If there was ever a wake-up call for solo and small law firm owners to plan for succession, it is now. COVID-19 is a serious health risk that, as I write, is showing no signs of when it will go away. We’re not talking about the existential risk of getting hit by the proverbial bus, but a real crisis that’s affecting people everywhere.

I’ve written before about the myriad reasons why lawyers avoid succession planning and the calamitous consequences for spouses, family, clients and staff when no plan exists. What I haven’t done, until now, is call out the hypocrisy and selfishness of lawyers who delay or refuse to put together a plan. I can stay silent on this no longer.


I’ve had inquiries about my services from estate planning and small business lawyers in their 70s who have practices worth hundreds of thousands, and sometimes millions, of dollars. When these lawyers contact me, I’m not optimistic they’ll retain my services. They haven’t been in a rush to do anything in the past, so I have no reason to believe they’ll do anything now.

I suspect they call me because it feels good to have taken one step toward a plan. When all is said and done, however, it’s simply a tactic that makes them feel less guilty. Now, they can go to bed at night thinking, “I’m finally looking into it. I’m doing something.”

Who’s kidding who? Without a written plan in place, they’ve accomplished nothing.

Compare this to an estate planning or small business lawyer who has a potential client in their 70s walk in the door. This potential client has an estate or business worth six or seven figures. Show me a lawyer in this situation who does not urge the potential client to get a plan in place ASAP, and I’ll show you a malpractice suit that’s ripening fast.

Shame on the lawyers who, for years, have preached about the importance of estate planning and succession planning to their clients, yet have done nothing to preserve the value and continuity of their own most important asset.


If you’re that 70-something lawyer stuck in the contemplation stage of succession planning, what other than selfishness explains that you’ll risk:

  • Having your grieving spouse or executor of your will (neither of whom is likely to be a lawyer) make decisions about shutting down or selling the firm?
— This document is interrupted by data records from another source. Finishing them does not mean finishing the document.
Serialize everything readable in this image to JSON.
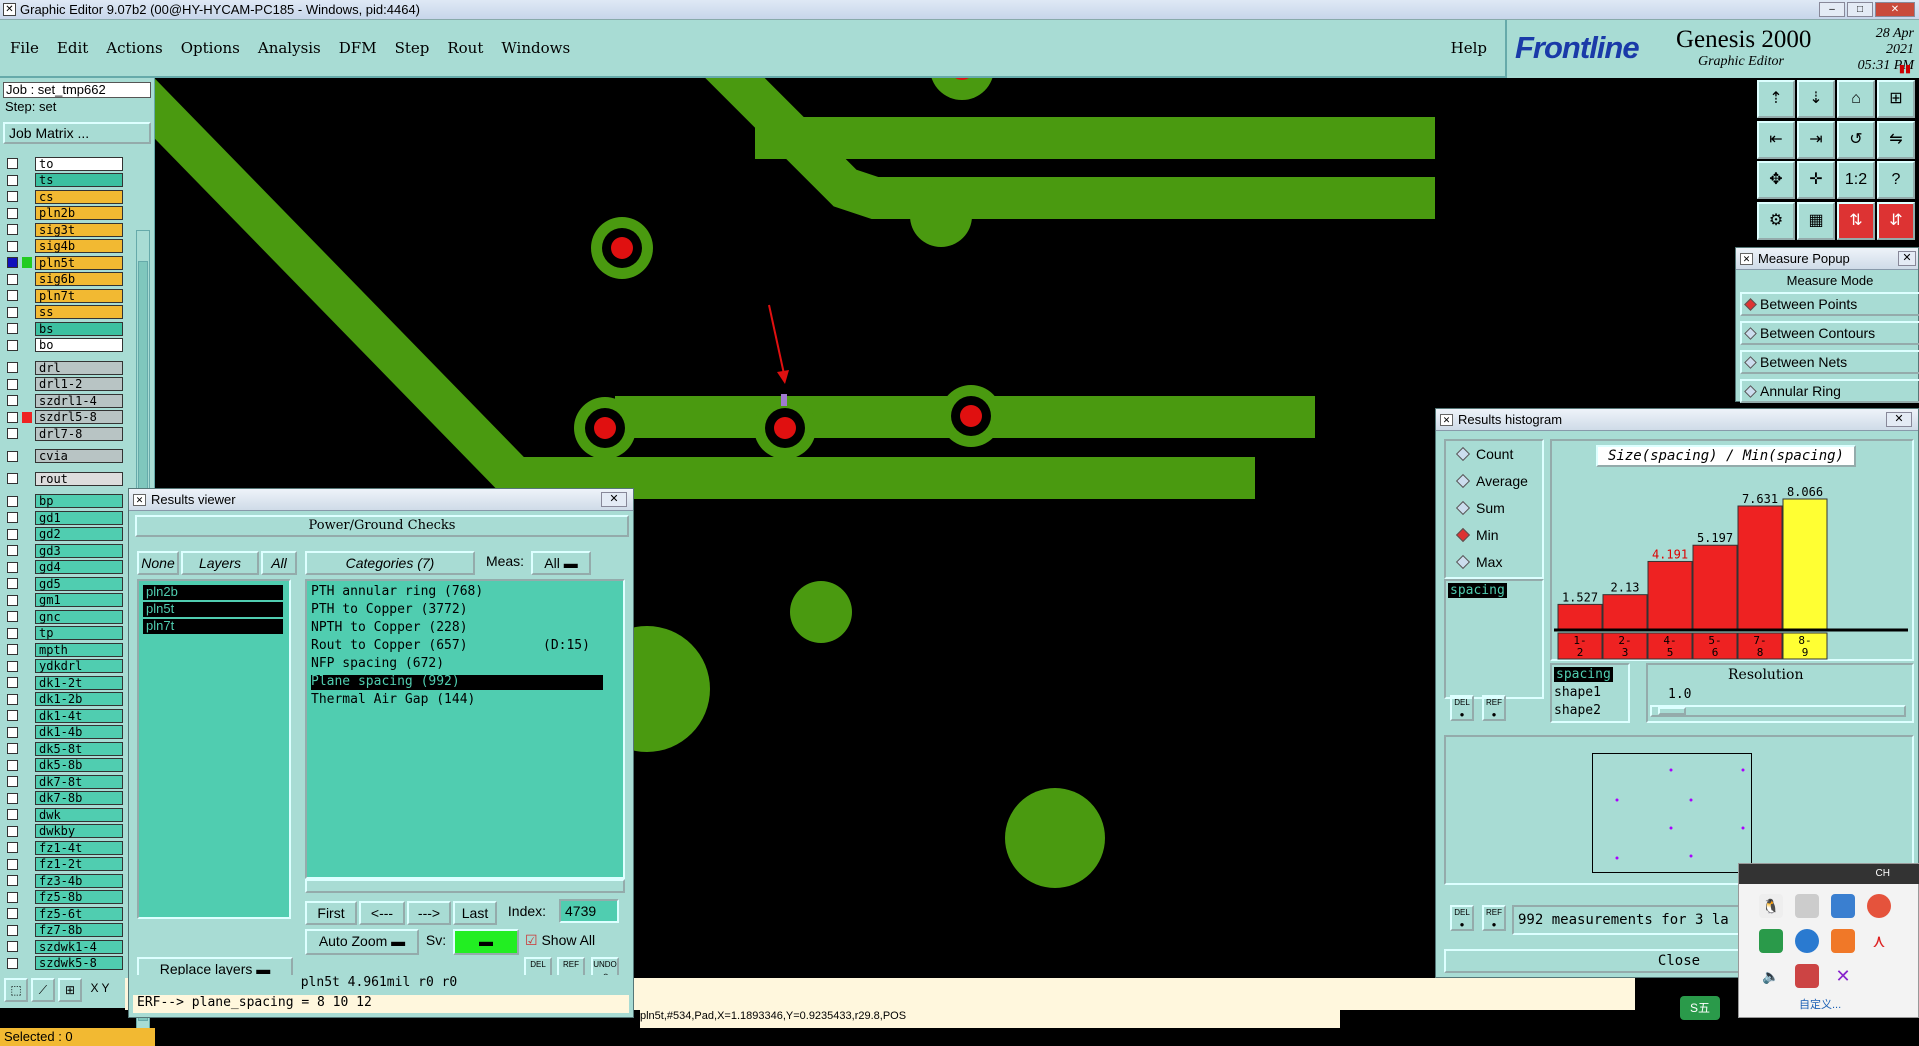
{
  "titlebar": {
    "title": "Graphic Editor 9.07b2 (00@HY-HYCAM-PC185 - Windows, pid:4464)"
  },
  "menu": {
    "items": [
      "File",
      "Edit",
      "Actions",
      "Options",
      "Analysis",
      "DFM",
      "Step",
      "Rout",
      "Windows"
    ],
    "help": "Help"
  },
  "brand": {
    "logo": "Frontline",
    "product": "Genesis 2000",
    "subtitle": "Graphic Editor",
    "date": "28 Apr 2021",
    "time": "05:31 PM"
  },
  "job": {
    "job": "Job : set_tmp662",
    "step": "Step: set",
    "matrix": "Job Matrix ..."
  },
  "layers": [
    {
      "name": "to",
      "color": "#ffffff"
    },
    {
      "name": "ts",
      "color": "#3cc0a0"
    },
    {
      "name": "cs",
      "color": "#f2b932"
    },
    {
      "name": "pln2b",
      "color": "#f2b932"
    },
    {
      "name": "sig3t",
      "color": "#f2b932"
    },
    {
      "name": "sig4b",
      "color": "#f2b932"
    },
    {
      "name": "pln5t",
      "color": "#f2b932"
    },
    {
      "name": "sig6b",
      "color": "#f2b932"
    },
    {
      "name": "pln7t",
      "color": "#f2b932"
    },
    {
      "name": "ss",
      "color": "#f2b932"
    },
    {
      "name": "bs",
      "color": "#3cc0a0"
    },
    {
      "name": "bo",
      "color": "#ffffff"
    },
    {
      "name": "drl",
      "color": "#b8c4c4"
    },
    {
      "name": "drl1-2",
      "color": "#b8c4c4"
    },
    {
      "name": "szdrl1-4",
      "color": "#b8c4c4"
    },
    {
      "name": "szdrl5-8",
      "color": "#b8c4c4"
    },
    {
      "name": "drl7-8",
      "color": "#b8c4c4"
    },
    {
      "name": "cvia",
      "color": "#b8c4c4"
    },
    {
      "name": "rout",
      "color": "#dddddd"
    },
    {
      "name": "bp",
      "color": "#50cdb0"
    },
    {
      "name": "gd1",
      "color": "#50cdb0"
    },
    {
      "name": "gd2",
      "color": "#50cdb0"
    },
    {
      "name": "gd3",
      "color": "#50cdb0"
    },
    {
      "name": "gd4",
      "color": "#50cdb0"
    },
    {
      "name": "gd5",
      "color": "#50cdb0"
    },
    {
      "name": "gm1",
      "color": "#50cdb0"
    },
    {
      "name": "gnc",
      "color": "#50cdb0"
    },
    {
      "name": "tp",
      "color": "#50cdb0"
    },
    {
      "name": "mpth",
      "color": "#50cdb0"
    },
    {
      "name": "ydkdrl",
      "color": "#50cdb0"
    },
    {
      "name": "dk1-2t",
      "color": "#50cdb0"
    },
    {
      "name": "dk1-2b",
      "color": "#50cdb0"
    },
    {
      "name": "dk1-4t",
      "color": "#50cdb0"
    },
    {
      "name": "dk1-4b",
      "color": "#50cdb0"
    },
    {
      "name": "dk5-8t",
      "color": "#50cdb0"
    },
    {
      "name": "dk5-8b",
      "color": "#50cdb0"
    },
    {
      "name": "dk7-8t",
      "color": "#50cdb0"
    },
    {
      "name": "dk7-8b",
      "color": "#50cdb0"
    },
    {
      "name": "dwk",
      "color": "#50cdb0"
    },
    {
      "name": "dwkby",
      "color": "#50cdb0"
    },
    {
      "name": "fz1-4t",
      "color": "#50cdb0"
    },
    {
      "name": "fz1-2t",
      "color": "#50cdb0"
    },
    {
      "name": "fz3-4b",
      "color": "#50cdb0"
    },
    {
      "name": "fz5-8b",
      "color": "#50cdb0"
    },
    {
      "name": "fz5-6t",
      "color": "#50cdb0"
    },
    {
      "name": "fz7-8b",
      "color": "#50cdb0"
    },
    {
      "name": "szdwk1-4",
      "color": "#50cdb0"
    },
    {
      "name": "szdwk5-8",
      "color": "#50cdb0"
    }
  ],
  "selected": "Selected : 0",
  "tools": {
    "xy": "X Y"
  },
  "results_viewer": {
    "title": "Results viewer",
    "header": "Power/Ground Checks",
    "none": "None",
    "layers": "Layers",
    "all": "All",
    "categories": "Categories (7)",
    "meas_label": "Meas:",
    "meas_value": "All",
    "layer_list": [
      "pln2b",
      "pln5t",
      "pln7t"
    ],
    "category_items": [
      "PTH annular ring (768)",
      "PTH to Copper (3772)",
      "NPTH to Copper (228)",
      "Rout to Copper (657)",
      "NFP spacing (672)",
      "Plane spacing (992)",
      "Thermal Air Gap (144)"
    ],
    "rout_extra": "(D:15)",
    "first": "First",
    "prev": "<---",
    "next": "--->",
    "last": "Last",
    "index_label": "Index:",
    "index_value": "4739",
    "auto_zoom": "Auto Zoom",
    "sv": "Sv:",
    "show_all": "Show All",
    "replace_layers": "Replace layers",
    "del": "DEL",
    "ref": "REF",
    "undo": "UNDO",
    "status1": "pln5t 4.961mil  r0  r0",
    "status2": "ERF--> plane_spacing = 8 10 12"
  },
  "histogram": {
    "title": "Results histogram",
    "options": [
      "Count",
      "Average",
      "Sum",
      "Min",
      "Max"
    ],
    "active_option": "Min",
    "field": "spacing",
    "chart_title": "Size(spacing) / Min(spacing)",
    "resolution_label": "Resolution",
    "resolution_value": "1.0",
    "fields": [
      "spacing",
      "shape1",
      "shape2"
    ],
    "summary": "992 measurements for 3 la",
    "close": "Close",
    "del": "DEL",
    "ref": "REF"
  },
  "chart_data": {
    "type": "bar",
    "categories": [
      "1-2",
      "2-3",
      "4-5",
      "5-6",
      "7-8",
      "8-9"
    ],
    "values": [
      1.527,
      2.13,
      4.191,
      5.197,
      7.631,
      8.066
    ],
    "labels": [
      "1.527",
      "2.13",
      "4.191",
      "5.197",
      "7.631",
      "8.066"
    ],
    "colors": [
      "#ee2222",
      "#ee2222",
      "#ee2222",
      "#ee2222",
      "#ee2222",
      "#ffff33"
    ],
    "title": "Size(spacing) / Min(spacing)"
  },
  "measure_popup": {
    "title": "Measure Popup",
    "mode": "Measure Mode",
    "options": [
      "Between Points",
      "Between Contours",
      "Between Nets",
      "Annular Ring"
    ],
    "active": "Between Points"
  },
  "status": {
    "coords": "pln5t,#534,Pad,X=1.1893346,Y=0.9235433,r29.8,POS"
  },
  "tray": {
    "ch": "CH",
    "customize": "自定义..."
  }
}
They’ll be forced to spend thousands of dollars on lawyers and other advisors to assist them.
  • Having your clients take their business to lawyers you don’t like or trust?
  • Having your heirs get nothing for the firm’s value? If you’re a solo, by the time everyone gets their act together, your clients will have found other counsel and there’ll be nothing left to sell. If you have other lawyers working for you, do you have faith those lawyers will properly compensate your heirs for the clients handed to them on a silver platter?
  • Having your employees scatter when they realize nothing formal is in place to ensure the continuity of the firm?

Lawyers willing to take such risks point to their selflessness and devotion to the wellbeing of others who have depended on their law firm—family, clients and employees. The truth is this is a purely selfish move by lawyers who are not willing to do the work themselves.
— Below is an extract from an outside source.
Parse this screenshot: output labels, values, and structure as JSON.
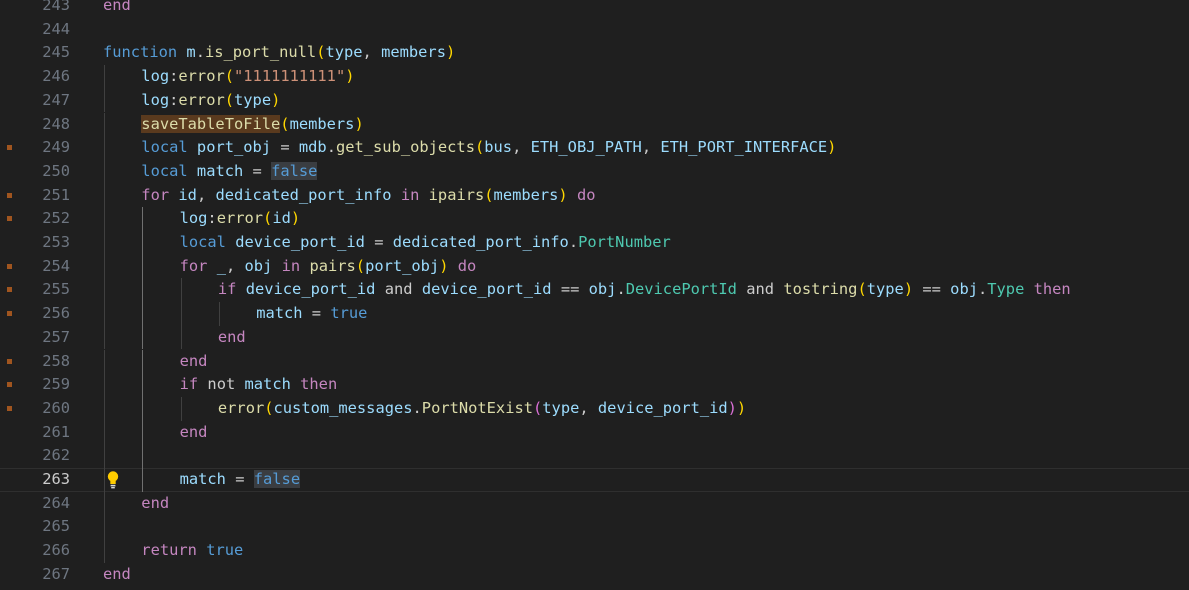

Solos and small firm owners should never leave, in the wake of their death, the burden of selling or closing a law firm in the hands of a loved one or unprepared employee. The work needs to be done now before things take a turn for the worse.

Haven’t Created a Succession Plan Yet? The Time Is Now.
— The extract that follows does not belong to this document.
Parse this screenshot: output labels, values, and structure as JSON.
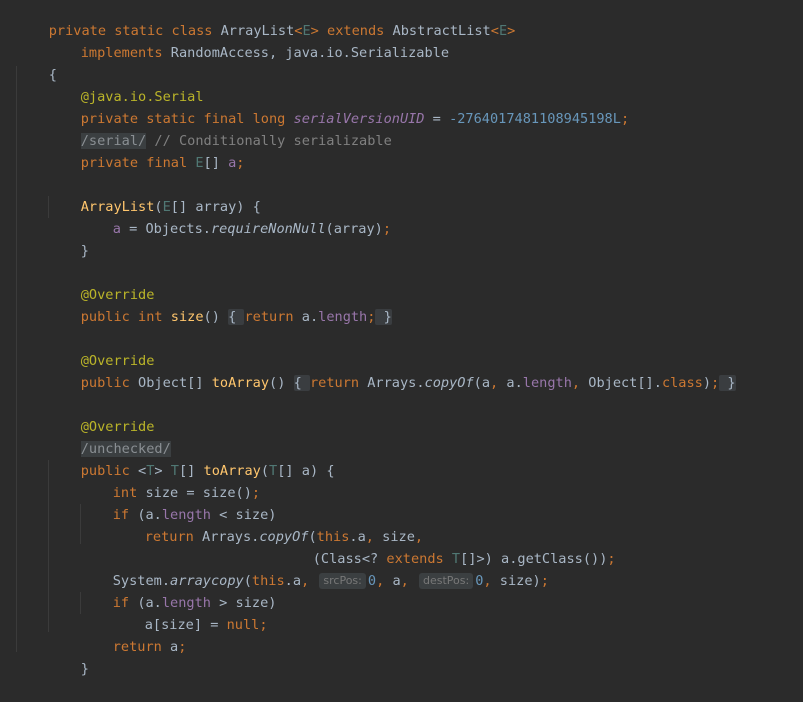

I realize my frustration is showing here. I believe this COVID-19 crisis is the wake-up call for all boomer lawyers who haven’t yet created a succession plan. I also believe it’s my wake-up call to get this message out, however impassioned, to help as many lawyers as possible through the process.

The world as we know it has changed. The life-or-death risks we face are real, perhaps now more than ever. It’s incumbent on all of us to do our part now, while we still can, to make it easier on the ones we’ll leave behind when our time comes. Feel free to reach out to me to discuss this further. You can reach me at 612-524-5837 or you can contact me online.

Categories: Attorney Retirement